_DATA TO USE:_
____
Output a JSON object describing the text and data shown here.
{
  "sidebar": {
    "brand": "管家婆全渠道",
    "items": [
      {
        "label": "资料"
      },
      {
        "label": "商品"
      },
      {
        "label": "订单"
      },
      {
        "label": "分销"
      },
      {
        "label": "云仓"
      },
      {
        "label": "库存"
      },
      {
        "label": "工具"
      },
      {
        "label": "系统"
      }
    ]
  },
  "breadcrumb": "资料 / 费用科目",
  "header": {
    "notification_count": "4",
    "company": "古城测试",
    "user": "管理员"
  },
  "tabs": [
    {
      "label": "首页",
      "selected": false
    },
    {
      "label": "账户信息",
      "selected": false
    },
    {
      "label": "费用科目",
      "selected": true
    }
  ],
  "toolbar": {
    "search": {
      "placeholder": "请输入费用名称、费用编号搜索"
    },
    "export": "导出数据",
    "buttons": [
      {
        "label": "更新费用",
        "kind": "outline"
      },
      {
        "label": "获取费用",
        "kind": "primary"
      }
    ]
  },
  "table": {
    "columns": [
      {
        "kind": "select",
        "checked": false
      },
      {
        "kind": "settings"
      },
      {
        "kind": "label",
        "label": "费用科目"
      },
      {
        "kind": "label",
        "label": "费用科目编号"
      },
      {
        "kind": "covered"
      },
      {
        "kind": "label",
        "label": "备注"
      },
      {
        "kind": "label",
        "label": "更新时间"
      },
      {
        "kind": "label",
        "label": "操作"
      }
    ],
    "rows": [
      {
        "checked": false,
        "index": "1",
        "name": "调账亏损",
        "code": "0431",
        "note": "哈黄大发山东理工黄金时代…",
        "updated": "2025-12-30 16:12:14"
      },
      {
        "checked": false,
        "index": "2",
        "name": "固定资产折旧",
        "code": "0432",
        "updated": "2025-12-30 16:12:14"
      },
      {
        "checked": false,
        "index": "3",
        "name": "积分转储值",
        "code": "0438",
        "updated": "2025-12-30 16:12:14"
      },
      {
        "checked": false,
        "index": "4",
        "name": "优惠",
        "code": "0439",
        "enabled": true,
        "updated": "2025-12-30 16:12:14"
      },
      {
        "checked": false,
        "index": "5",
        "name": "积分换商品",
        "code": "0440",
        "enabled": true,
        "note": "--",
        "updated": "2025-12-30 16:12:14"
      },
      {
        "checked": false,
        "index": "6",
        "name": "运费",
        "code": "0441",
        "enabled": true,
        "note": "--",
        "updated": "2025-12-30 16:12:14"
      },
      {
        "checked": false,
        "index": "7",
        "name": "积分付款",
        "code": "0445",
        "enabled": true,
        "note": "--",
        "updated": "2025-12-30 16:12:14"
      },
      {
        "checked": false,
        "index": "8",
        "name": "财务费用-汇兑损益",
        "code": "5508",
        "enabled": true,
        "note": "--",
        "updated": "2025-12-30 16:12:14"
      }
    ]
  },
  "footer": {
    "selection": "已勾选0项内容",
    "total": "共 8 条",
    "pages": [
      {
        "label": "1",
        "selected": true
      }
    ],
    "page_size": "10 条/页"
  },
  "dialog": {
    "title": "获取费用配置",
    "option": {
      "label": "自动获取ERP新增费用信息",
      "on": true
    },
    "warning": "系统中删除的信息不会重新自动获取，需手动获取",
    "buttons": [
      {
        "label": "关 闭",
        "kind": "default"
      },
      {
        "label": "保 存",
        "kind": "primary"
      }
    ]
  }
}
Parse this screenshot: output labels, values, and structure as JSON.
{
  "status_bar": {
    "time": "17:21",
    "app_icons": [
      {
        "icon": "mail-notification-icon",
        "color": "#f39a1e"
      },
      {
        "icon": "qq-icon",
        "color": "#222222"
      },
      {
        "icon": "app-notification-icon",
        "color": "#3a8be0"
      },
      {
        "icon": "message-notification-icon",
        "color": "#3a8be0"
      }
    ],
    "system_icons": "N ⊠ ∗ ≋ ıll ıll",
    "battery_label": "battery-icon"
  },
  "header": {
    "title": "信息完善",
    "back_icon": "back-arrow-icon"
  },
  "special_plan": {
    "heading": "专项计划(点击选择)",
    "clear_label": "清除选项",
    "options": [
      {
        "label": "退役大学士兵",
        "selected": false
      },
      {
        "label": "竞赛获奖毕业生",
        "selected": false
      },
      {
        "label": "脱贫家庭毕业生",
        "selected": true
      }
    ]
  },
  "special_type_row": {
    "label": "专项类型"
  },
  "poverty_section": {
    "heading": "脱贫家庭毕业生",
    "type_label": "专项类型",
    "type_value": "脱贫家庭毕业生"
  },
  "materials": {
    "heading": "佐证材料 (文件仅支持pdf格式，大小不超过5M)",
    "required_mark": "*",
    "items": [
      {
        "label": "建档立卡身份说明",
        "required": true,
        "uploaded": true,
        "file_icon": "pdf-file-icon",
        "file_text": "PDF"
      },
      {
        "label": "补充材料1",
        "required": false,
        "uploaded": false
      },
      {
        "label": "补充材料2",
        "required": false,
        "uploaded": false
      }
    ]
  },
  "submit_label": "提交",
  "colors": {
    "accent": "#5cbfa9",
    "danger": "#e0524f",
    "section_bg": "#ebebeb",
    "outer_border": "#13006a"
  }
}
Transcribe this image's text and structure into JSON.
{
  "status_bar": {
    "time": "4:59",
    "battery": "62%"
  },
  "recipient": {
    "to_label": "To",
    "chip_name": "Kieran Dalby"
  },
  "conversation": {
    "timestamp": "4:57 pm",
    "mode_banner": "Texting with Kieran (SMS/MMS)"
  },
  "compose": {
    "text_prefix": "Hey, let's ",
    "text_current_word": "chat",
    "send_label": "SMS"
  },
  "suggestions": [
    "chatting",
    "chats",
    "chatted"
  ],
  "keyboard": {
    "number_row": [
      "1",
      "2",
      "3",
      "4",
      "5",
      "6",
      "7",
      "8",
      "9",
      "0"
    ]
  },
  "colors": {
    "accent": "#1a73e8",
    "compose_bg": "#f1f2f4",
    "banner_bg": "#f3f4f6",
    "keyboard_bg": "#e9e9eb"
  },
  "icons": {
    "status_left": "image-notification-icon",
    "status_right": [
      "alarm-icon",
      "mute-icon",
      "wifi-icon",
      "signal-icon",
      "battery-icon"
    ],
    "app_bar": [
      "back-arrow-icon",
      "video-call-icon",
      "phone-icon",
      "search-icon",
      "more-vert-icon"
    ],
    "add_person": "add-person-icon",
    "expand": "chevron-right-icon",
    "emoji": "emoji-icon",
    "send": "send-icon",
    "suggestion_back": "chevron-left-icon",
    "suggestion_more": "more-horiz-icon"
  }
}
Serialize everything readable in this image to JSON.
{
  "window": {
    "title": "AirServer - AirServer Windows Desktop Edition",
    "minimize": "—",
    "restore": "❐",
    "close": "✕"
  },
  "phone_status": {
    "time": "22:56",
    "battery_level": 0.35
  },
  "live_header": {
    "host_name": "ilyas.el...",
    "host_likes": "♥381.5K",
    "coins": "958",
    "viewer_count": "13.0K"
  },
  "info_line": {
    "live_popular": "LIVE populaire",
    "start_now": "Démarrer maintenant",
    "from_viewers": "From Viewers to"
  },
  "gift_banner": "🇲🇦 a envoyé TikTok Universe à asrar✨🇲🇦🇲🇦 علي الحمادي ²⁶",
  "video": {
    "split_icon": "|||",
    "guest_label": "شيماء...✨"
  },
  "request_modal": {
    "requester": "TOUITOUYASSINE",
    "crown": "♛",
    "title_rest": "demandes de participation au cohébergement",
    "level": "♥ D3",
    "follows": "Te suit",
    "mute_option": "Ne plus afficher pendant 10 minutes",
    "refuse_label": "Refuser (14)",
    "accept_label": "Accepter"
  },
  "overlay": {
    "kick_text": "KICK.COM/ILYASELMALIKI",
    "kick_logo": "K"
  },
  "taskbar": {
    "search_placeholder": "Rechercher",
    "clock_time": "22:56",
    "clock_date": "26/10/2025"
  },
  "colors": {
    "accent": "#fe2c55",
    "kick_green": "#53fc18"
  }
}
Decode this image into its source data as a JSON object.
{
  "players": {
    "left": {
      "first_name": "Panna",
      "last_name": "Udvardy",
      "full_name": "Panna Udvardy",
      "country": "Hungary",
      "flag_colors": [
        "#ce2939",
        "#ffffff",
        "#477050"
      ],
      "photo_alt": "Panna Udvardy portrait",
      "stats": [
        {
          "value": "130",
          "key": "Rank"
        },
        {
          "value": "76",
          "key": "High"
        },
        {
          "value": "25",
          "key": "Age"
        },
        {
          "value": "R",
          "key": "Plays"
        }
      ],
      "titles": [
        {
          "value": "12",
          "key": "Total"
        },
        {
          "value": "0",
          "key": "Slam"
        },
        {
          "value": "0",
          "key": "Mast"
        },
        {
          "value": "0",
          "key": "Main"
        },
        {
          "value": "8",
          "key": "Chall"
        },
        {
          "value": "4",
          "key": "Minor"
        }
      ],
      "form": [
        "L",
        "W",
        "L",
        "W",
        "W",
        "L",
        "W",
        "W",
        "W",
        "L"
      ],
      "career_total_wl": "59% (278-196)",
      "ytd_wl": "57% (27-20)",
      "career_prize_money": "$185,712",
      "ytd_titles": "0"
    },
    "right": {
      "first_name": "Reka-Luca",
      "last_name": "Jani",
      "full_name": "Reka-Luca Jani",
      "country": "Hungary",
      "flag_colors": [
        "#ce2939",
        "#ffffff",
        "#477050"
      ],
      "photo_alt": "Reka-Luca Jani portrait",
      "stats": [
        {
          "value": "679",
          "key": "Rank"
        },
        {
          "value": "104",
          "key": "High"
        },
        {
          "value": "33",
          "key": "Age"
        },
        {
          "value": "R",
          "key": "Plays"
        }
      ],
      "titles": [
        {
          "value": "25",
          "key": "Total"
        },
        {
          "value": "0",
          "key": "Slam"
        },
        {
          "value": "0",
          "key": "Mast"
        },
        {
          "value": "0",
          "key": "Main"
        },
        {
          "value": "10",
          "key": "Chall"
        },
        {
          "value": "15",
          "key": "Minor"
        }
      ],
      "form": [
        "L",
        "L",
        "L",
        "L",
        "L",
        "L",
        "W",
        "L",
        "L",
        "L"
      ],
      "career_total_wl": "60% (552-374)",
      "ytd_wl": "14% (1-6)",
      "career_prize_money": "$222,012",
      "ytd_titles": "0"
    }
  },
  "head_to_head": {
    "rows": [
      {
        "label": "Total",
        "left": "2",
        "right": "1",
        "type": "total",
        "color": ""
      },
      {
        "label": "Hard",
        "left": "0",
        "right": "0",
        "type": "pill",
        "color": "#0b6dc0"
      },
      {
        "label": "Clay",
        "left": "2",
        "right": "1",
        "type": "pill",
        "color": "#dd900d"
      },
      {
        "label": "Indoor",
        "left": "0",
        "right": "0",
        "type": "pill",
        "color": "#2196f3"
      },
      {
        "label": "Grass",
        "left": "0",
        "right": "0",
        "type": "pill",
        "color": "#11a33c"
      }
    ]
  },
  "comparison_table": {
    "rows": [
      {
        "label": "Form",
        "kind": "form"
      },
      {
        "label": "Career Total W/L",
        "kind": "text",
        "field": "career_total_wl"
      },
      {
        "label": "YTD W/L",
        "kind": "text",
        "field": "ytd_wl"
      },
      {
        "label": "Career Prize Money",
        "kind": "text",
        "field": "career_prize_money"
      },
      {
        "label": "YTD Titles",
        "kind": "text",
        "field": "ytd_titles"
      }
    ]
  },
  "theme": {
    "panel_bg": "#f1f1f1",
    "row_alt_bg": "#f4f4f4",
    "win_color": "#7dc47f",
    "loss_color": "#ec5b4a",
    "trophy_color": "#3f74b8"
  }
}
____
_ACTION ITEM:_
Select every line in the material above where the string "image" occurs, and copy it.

_SOLUTION FOR THIS EXERCISE:_
Transcribe this image's text and structure into JSON.
    "status_left": "image-notification-icon",
Serialize everything readable in this image to JSON.
Decode this image into its source data as a JSON object.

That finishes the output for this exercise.